▶ Given entries:
---+---

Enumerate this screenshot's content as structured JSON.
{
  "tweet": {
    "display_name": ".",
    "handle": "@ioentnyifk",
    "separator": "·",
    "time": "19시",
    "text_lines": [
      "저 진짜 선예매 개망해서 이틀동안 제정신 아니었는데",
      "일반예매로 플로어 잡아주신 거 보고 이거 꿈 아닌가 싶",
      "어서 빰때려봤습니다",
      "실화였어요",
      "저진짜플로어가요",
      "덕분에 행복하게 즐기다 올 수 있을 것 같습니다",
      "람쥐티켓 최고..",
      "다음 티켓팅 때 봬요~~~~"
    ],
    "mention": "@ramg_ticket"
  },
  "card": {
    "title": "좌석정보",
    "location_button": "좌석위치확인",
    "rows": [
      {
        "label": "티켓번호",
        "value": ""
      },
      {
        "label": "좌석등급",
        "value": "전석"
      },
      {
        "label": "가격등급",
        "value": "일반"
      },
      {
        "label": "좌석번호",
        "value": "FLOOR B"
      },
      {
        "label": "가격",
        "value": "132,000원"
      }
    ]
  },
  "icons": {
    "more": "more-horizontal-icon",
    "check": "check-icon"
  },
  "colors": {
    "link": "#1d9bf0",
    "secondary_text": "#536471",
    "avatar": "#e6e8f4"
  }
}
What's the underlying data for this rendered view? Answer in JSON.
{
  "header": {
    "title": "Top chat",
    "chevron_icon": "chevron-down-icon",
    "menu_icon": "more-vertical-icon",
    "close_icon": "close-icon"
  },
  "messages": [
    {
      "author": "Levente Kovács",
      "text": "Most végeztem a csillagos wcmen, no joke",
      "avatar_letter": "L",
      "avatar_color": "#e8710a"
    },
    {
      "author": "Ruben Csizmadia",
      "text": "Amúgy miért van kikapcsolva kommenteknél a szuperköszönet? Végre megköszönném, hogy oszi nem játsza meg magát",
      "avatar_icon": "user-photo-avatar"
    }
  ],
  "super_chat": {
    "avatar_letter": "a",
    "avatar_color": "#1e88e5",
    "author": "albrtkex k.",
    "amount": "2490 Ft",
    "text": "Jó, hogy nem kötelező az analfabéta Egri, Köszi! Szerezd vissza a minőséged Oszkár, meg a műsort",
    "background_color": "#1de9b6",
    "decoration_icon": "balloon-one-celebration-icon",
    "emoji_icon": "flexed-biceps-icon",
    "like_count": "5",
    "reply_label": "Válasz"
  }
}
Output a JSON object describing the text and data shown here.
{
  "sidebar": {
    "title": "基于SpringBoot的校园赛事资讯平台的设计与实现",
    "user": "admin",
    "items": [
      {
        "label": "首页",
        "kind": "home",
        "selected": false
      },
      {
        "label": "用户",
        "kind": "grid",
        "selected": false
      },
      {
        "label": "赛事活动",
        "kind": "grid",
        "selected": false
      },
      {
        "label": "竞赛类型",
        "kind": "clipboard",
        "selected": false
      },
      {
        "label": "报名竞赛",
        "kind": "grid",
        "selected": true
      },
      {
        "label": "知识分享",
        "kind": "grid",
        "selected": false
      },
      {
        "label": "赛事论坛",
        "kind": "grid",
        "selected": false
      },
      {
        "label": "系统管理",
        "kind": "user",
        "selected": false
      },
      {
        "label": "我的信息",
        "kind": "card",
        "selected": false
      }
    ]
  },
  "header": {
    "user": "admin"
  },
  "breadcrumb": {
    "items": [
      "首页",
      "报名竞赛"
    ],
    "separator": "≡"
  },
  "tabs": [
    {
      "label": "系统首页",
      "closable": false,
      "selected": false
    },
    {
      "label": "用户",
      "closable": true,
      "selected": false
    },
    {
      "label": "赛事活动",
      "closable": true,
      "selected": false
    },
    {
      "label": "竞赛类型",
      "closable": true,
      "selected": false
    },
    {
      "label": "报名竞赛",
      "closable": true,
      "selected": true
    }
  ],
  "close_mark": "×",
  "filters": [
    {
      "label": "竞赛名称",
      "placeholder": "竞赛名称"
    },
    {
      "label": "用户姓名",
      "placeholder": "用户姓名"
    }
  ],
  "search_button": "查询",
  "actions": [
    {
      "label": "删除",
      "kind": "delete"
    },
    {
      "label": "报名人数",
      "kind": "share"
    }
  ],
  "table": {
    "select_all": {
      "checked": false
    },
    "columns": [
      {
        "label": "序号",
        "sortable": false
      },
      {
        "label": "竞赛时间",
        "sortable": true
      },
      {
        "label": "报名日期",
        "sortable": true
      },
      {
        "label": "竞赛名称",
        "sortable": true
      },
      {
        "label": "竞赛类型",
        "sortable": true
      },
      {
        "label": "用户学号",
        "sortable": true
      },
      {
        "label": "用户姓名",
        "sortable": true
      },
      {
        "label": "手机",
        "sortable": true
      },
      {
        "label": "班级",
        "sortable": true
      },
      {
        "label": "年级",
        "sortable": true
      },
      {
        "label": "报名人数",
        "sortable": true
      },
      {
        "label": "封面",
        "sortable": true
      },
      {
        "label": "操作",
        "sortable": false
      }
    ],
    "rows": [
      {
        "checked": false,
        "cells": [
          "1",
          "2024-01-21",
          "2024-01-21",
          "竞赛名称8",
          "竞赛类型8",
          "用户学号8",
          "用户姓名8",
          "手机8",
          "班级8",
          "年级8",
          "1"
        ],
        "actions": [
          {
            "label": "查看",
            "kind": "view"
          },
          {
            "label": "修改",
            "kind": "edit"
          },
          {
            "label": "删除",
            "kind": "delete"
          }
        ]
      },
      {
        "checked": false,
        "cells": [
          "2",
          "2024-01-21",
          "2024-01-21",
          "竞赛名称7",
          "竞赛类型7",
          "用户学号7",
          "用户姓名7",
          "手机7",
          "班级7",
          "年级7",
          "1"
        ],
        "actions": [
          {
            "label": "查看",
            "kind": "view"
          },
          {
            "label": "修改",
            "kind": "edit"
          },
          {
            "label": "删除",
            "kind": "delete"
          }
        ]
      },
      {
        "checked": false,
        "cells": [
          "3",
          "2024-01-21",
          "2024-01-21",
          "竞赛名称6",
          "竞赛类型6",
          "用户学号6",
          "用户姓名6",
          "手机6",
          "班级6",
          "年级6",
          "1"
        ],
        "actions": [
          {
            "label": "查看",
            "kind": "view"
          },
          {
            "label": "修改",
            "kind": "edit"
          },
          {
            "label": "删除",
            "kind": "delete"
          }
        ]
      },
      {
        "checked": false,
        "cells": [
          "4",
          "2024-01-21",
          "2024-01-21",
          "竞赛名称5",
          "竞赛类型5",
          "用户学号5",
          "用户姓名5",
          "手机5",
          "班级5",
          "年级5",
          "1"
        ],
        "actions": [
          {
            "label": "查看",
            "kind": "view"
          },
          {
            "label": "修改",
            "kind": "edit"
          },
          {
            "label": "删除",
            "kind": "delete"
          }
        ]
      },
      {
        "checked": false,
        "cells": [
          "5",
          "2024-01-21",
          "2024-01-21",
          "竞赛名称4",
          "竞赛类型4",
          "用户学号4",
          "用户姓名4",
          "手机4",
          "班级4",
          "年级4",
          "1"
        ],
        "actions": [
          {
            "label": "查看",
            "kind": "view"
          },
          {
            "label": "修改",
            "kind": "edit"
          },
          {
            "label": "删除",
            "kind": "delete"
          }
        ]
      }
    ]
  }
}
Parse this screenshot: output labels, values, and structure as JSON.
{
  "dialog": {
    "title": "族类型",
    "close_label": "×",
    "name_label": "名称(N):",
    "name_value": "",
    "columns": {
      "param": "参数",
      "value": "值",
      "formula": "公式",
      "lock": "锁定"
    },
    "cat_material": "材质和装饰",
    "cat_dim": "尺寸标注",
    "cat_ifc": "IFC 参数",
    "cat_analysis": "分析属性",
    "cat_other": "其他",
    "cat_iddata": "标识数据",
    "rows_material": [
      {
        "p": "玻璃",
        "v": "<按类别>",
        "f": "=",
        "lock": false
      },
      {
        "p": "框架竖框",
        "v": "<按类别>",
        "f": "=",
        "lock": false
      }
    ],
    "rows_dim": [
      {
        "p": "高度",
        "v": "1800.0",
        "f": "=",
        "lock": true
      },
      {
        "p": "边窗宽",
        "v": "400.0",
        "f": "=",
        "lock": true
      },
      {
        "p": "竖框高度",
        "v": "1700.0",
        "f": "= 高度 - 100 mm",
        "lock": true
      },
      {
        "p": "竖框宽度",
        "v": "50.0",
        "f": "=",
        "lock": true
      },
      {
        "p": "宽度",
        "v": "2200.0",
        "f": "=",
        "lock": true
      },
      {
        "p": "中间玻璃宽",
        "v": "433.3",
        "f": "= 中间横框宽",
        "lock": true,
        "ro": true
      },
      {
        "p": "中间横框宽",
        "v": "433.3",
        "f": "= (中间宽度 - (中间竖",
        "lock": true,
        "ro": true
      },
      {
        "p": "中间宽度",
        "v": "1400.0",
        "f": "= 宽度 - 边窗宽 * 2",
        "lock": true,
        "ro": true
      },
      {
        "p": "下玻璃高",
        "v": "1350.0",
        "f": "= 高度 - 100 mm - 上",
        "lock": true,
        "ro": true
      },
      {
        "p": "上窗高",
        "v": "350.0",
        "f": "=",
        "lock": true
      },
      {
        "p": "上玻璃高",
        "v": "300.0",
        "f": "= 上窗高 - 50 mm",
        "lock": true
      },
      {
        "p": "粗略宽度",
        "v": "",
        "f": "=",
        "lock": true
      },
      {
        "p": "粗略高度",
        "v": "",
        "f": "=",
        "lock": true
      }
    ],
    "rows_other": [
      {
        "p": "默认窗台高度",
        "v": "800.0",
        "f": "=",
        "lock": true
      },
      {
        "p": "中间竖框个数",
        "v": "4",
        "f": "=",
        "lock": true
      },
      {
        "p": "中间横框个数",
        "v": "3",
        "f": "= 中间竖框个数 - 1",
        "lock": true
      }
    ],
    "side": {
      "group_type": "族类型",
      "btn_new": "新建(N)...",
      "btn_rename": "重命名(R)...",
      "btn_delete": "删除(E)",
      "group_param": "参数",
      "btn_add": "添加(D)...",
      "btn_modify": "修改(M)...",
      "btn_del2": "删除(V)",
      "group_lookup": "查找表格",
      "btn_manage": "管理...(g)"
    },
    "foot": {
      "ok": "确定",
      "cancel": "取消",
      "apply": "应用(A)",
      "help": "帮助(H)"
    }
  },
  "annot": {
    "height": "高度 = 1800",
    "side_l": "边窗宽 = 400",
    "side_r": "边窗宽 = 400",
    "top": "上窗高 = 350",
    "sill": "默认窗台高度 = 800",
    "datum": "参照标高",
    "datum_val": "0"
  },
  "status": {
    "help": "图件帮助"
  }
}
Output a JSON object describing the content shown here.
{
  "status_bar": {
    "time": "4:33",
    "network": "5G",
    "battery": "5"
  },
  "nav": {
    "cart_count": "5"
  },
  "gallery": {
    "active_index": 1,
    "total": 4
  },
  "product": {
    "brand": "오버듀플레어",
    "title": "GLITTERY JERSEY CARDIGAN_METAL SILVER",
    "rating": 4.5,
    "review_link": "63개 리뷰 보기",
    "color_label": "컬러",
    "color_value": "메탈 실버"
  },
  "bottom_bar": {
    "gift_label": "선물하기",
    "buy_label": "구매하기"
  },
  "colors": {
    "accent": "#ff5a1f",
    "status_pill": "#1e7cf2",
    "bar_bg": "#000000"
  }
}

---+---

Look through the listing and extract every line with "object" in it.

▶ Answer box:
Output a JSON object describing the text and data shown here.
Output a JSON object describing the content shown here.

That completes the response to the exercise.